— Information provided —
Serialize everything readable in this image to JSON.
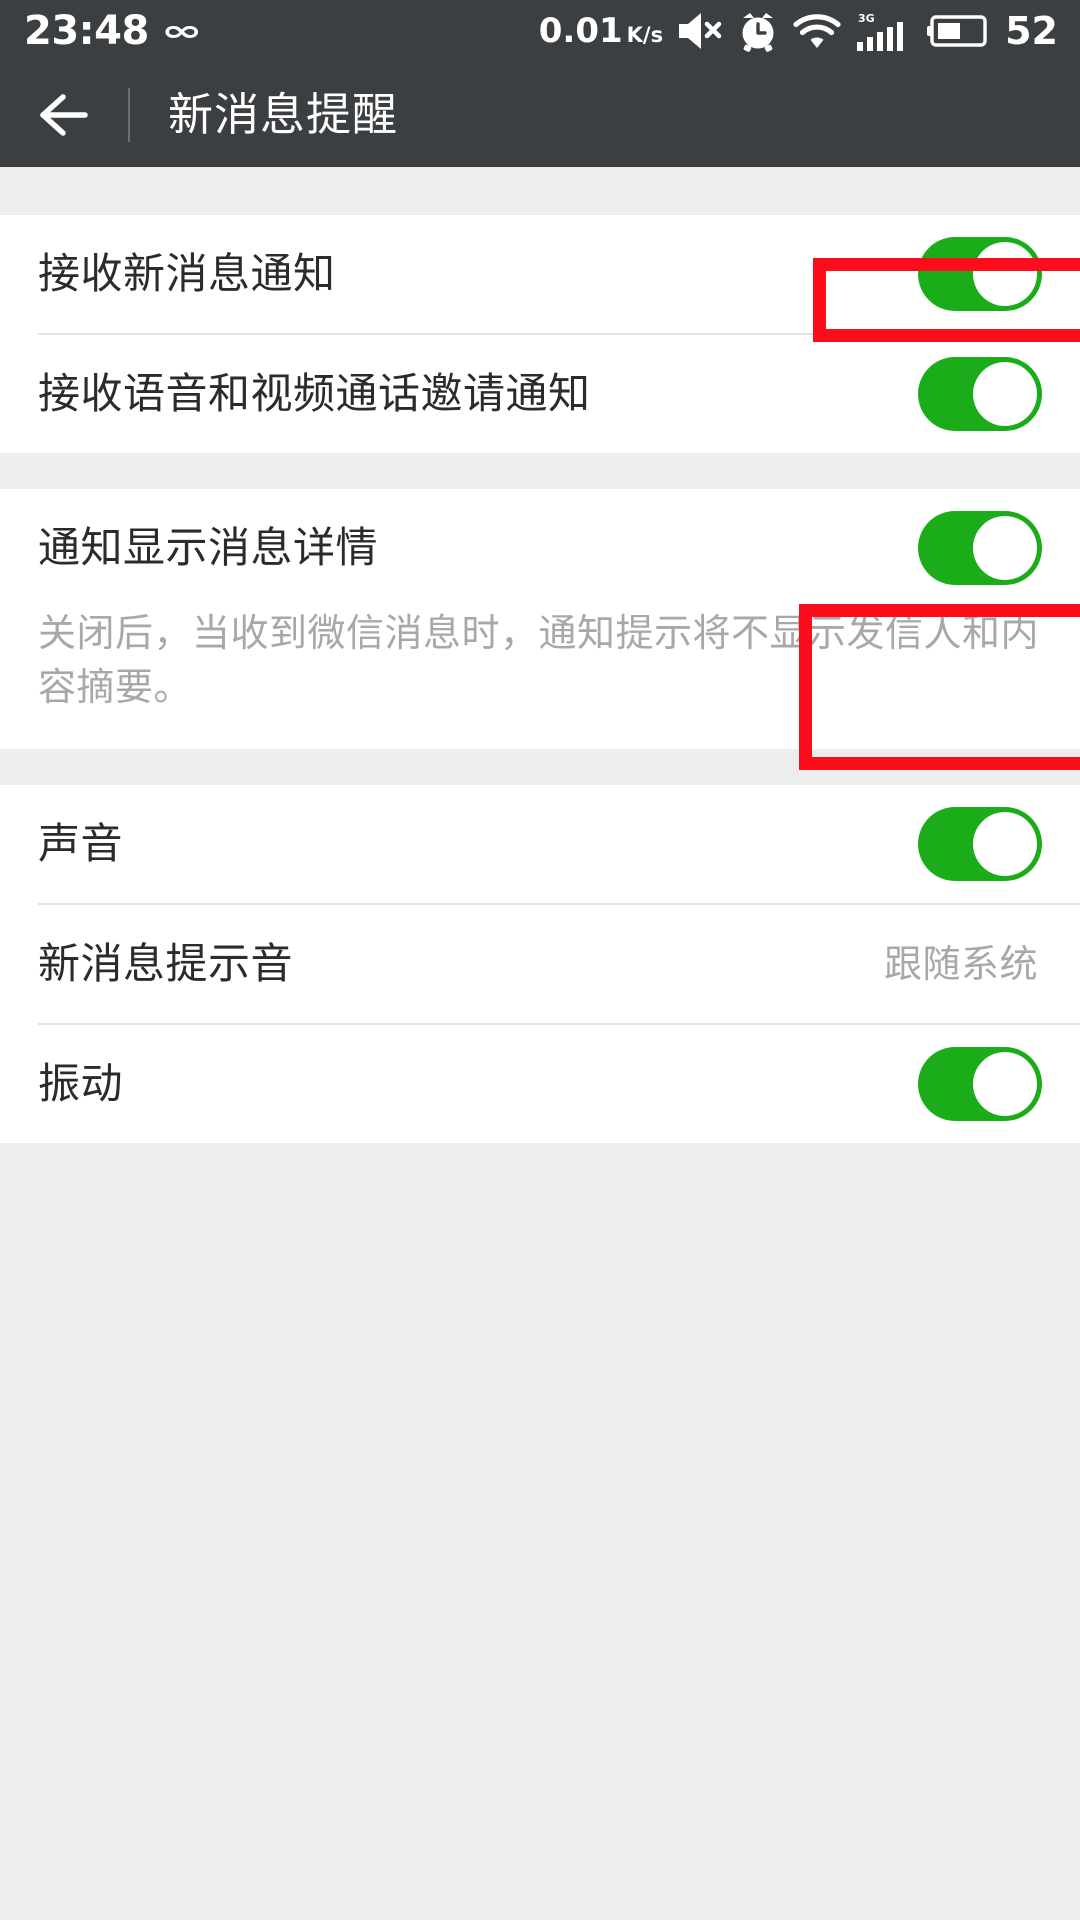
{
  "status_bar": {
    "time": "23:48",
    "infinity_icon": "infinity-icon",
    "network_speed": "0.01",
    "network_speed_unit": "K/s",
    "mute_icon": "speaker-mute-icon",
    "alarm_icon": "alarm-clock-icon",
    "wifi_icon": "wifi-icon",
    "signal_icon": "signal-bars-3g-icon",
    "signal_label": "3G",
    "battery_icon": "battery-icon",
    "battery_level": "52"
  },
  "header": {
    "back_icon": "back-arrow-icon",
    "title": "新消息提醒"
  },
  "groups": [
    {
      "rows": [
        {
          "label": "接收新消息通知",
          "type": "toggle",
          "state": "on",
          "highlighted": true
        },
        {
          "label": "接收语音和视频通话邀请通知",
          "type": "toggle",
          "state": "on",
          "highlighted": false
        }
      ]
    },
    {
      "rows": [
        {
          "label": "通知显示消息详情",
          "type": "toggle",
          "state": "on",
          "highlighted": true
        }
      ],
      "description": "关闭后，当收到微信消息时，通知提示将不显示发信人和内容摘要。"
    },
    {
      "rows": [
        {
          "label": "声音",
          "type": "toggle",
          "state": "on",
          "highlighted": false
        },
        {
          "label": "新消息提示音",
          "type": "value",
          "value": "跟随系统",
          "highlighted": false
        },
        {
          "label": "振动",
          "type": "toggle",
          "state": "on",
          "highlighted": false
        }
      ]
    }
  ],
  "colors": {
    "header_bg": "#3c3f41",
    "page_bg": "#ededed",
    "row_bg": "#ffffff",
    "toggle_on": "#1aad19",
    "annotation_red": "#fc0d1b",
    "label_text": "#2b2b2b",
    "secondary_text": "#a8a8a8"
  }
}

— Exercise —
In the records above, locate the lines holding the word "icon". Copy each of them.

— Task result —
    "infinity_icon": "infinity-icon",
    "mute_icon": "speaker-mute-icon",
    "alarm_icon": "alarm-clock-icon",
    "wifi_icon": "wifi-icon",
    "signal_icon": "signal-bars-3g-icon",
    "battery_icon": "battery-icon",
    "back_icon": "back-arrow-icon",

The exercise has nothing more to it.